UFC 166 October 19, 2013 Heavyweight: Gabriel Gonzaga vs. Shawn Jordan By Reed Kuhn, @Fightnomics Big Picture: UFC 166 is the late season’s heavyweight card, so in addition to a title fight and co-main event with heavyweights, a third matchup offers up two more heavies who are both coming off big knockout wins. Shawn Jordan has been racking up wins in the UFC in a fast, but short career, while Gabriel Gonzaga is salvaging a second life in the UFC after vying for a title just a few years ago. With a win here, either fighter can scrape his way up the ladder in a division that is always looking for new blood in the top ranks. Despite much less experience, Jordan is currently a decent -210 favorite over Gonzaga at +175 Let’s see what the numbers say. Summary Stats:

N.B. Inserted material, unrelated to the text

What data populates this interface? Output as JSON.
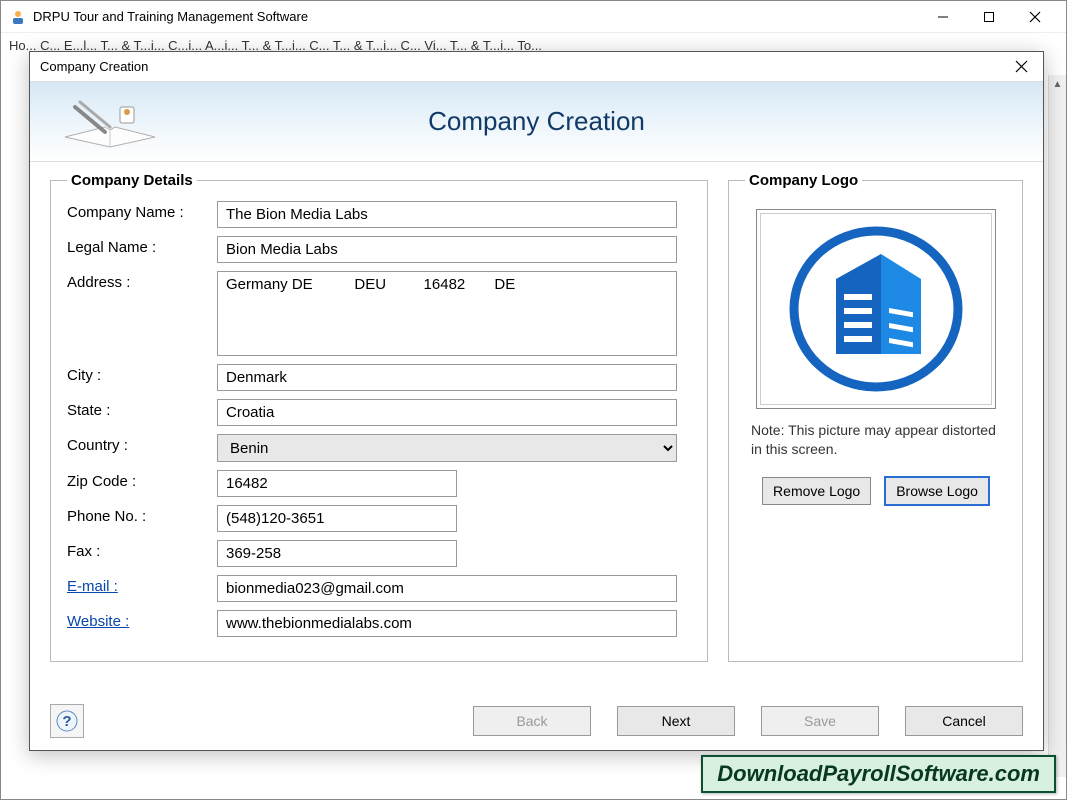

Tale of Tape Matchup: Jordan will have a five-year youth advantage in this match-up, giving him an instant edge that is magnified by Gonzaga’s knockout history and the fact that they are heavyweights. Another smaller advantage for Jordan will be his Southpaw stance, which normally drops the striking performance metrics of orthodox fighters. Other than those differentials, both fighters are fresh off super-fast summer knockouts that should mean they are healthy and in good shape for this fight. Striking Matchup: I’ve kept an eye on Jordan’s striking stats for a while now because he shows unusually high accuracy. Though his power is “punch for punch” on the low side, he certainly doesn’t lack for knockout ability. But I’ve been waiting for his accuracy stats to normalize with a few more fights of data and they just haven’t. Sure, he hasn’t faced the same level of competition as Gonzaga, but Jordan’s hands have been finding a home at an exceptional rate that is worth acknowledging here. In his last fight against Pat Barry, Jordan was facing a highly skilled kickboxer and made short work of him. Gonzaga comes in with below average accuracy and a slow pace, and lack of cage control. But his knockdown rate is bonkers. The problem is that his own chin is quite vulnerable. On the other hand, Jordan has shown poor defense letting people connect with him, but has not yet been knocked down. Look for hesitant striking at first, as neither guy pushes the pace. But the fireworks start, Jordan will be more likely to land the first big shots, and Gonzaga has been less and less able to with stand bombs. Overall, the mix of Jordan’s accuracy and youth (stronger chin) should mean that standing and trading leather will favor him in the long run. Grappling Matchup: Gonzaga is the more likely fighter to attempt takedowns and has the better success rate on offense and defense. Jordan does have some wrestling experience, but Gonzaga has the more impressive submission arsenal. Both fighters have been in control a vast majority of their time on the mat, making it an awkward spot for whichever fighter lands on his back first. Jordan’s ground an pound is his better weapon, but he’ll have to be careful with Gonzaga’s submission game. Reed’s Pick: Jordan by TKO (click for latest MMA odds) Reed’s Recommended Play: Despite a reasonable line, I’m having trouble putting too much faith in Jordan as the favorite here. He has let guys hit him at a high rate, something that he can’t afford to do against Gonzaga, and his lack of experience is also a risk against the rare instance of a heavyweight submission ace. That said, I also don’t see any reason that Jordan shouldn’t win the standup exchanges and hurt Gonzaga, and he should also be the more durable fighter. I’ll be making a small play on Jordan, but considering a flyer on Gonzaga inside the distance as well at +300. The over/under props suggest this fight is much less likely to go the distance than the other heavyweight matchups on the card, with “inside the distance” currently paying -300. That makes sense given the fight histories of both fighters who have each finished their opponents in every single one of their UFC wins. Both guys are dangerous, but again I see an imbalance with Jordan’s power and Gonzaga’s increasingly fragile chin. Betting inside the distance is a reasonable play for parlays to hedge against Jordan getting caught with something. If you’re looking for even juicer fliers, consider second a round finish. Given that neither fighter likes to initiate, the fight should make it out of the first round. But that doesn’t change the offensive threats that both guys bring to the table. A second round finish for Jordan returns +525, and for Gonzaga it’s +1050. In fact, three of Jordan’s UFC wins came in the second round.